Return a copy of every line in the data below that contains "Server".
========================================
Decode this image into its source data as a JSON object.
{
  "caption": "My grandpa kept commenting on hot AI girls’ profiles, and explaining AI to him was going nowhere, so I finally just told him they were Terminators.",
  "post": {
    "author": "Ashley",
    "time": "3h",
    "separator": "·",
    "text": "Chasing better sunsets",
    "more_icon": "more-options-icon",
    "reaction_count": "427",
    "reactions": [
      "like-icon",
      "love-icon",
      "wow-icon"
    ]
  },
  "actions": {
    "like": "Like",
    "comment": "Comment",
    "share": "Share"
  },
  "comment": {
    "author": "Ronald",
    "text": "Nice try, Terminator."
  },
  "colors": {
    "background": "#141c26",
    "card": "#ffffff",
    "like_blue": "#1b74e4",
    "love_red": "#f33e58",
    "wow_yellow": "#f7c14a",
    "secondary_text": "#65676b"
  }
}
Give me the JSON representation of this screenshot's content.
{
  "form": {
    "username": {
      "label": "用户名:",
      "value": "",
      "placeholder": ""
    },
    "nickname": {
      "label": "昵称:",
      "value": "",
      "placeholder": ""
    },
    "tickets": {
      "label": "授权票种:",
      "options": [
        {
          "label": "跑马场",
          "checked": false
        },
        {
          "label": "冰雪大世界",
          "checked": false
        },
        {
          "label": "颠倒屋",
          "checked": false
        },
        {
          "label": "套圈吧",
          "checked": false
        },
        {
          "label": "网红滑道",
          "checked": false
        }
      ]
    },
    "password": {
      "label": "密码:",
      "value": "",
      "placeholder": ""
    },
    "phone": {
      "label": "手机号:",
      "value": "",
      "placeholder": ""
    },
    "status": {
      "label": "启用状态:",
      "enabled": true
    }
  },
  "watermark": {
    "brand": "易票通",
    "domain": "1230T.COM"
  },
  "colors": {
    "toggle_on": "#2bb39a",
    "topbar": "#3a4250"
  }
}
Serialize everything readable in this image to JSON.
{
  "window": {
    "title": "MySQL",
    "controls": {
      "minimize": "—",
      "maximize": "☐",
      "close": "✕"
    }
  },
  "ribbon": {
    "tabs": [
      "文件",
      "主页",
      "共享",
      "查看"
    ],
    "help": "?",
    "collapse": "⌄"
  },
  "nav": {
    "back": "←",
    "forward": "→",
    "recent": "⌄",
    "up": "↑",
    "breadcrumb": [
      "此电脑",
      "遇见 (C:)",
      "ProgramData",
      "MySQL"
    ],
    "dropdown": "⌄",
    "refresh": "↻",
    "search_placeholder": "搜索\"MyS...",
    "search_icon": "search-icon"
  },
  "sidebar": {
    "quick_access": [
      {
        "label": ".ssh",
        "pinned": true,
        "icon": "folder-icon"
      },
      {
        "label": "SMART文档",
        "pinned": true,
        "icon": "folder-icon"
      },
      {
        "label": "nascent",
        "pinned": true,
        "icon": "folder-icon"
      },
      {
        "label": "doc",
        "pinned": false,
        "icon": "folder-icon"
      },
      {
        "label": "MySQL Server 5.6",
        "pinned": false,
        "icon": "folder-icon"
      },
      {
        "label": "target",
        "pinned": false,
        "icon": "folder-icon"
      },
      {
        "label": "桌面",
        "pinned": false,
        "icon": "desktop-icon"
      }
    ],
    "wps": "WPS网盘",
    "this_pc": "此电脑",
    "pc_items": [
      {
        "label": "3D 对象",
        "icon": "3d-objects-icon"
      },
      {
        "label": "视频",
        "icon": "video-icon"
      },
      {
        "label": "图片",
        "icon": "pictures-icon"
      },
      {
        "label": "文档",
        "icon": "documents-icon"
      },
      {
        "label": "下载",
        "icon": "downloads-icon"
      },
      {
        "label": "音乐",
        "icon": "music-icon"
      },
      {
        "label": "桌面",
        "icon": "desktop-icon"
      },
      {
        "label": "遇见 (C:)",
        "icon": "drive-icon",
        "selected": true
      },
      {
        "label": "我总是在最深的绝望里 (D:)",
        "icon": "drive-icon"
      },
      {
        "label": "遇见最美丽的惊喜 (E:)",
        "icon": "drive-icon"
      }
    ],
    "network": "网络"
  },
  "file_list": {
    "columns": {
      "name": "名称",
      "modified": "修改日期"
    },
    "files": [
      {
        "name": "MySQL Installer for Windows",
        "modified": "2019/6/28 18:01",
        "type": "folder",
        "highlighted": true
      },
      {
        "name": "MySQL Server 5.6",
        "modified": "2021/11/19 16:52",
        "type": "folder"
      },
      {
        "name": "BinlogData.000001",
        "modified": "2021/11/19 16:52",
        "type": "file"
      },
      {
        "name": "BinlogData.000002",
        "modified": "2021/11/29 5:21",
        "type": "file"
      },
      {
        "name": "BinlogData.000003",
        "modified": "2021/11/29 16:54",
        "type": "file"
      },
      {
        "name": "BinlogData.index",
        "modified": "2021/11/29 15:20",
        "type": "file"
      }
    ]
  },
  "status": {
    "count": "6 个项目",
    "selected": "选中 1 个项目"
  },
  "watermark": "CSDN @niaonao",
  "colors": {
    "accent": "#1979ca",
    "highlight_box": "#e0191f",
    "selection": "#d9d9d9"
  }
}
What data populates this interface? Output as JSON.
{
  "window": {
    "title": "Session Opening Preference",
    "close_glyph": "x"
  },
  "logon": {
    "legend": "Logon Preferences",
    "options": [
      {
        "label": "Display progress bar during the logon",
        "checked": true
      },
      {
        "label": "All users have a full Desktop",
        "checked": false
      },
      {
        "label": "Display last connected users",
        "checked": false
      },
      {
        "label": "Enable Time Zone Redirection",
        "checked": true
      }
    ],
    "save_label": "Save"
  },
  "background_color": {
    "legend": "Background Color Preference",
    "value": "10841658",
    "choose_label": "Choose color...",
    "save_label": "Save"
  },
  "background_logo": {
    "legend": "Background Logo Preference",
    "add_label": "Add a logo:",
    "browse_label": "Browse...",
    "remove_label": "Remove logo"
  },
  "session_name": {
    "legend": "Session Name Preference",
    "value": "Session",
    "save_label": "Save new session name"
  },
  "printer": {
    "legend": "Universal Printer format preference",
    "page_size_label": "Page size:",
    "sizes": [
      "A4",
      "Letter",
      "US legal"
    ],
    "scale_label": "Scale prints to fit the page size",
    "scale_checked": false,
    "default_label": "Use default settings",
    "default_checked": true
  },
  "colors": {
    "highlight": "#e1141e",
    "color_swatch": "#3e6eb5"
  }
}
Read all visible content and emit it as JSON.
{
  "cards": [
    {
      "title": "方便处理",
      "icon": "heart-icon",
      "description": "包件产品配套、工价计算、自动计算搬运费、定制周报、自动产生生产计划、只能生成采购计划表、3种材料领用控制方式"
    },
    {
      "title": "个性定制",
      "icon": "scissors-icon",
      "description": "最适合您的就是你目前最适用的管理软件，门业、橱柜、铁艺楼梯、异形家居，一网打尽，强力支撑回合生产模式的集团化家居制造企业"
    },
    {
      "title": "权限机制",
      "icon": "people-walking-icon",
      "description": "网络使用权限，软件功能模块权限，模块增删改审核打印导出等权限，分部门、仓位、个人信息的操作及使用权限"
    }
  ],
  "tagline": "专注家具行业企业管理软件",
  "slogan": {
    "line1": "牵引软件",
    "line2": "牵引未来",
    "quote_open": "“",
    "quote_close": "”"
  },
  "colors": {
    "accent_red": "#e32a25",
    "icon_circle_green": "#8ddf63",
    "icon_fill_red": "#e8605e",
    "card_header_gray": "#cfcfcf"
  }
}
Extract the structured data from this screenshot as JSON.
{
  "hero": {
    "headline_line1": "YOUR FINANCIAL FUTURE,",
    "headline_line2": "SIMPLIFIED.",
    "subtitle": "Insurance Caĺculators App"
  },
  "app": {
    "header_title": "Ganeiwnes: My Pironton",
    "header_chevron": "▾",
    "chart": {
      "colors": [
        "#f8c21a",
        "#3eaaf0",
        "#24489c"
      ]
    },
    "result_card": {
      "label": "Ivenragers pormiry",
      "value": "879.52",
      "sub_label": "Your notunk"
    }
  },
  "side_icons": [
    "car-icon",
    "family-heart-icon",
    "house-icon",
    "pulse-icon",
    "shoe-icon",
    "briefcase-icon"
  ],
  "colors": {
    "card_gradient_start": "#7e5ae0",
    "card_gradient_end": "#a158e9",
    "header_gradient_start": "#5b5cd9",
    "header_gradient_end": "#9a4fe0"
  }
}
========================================
**OUTPUT OF THE EXERCISE**
        "label": "MySQL Server 5.6",
        "name": "MySQL Server 5.6",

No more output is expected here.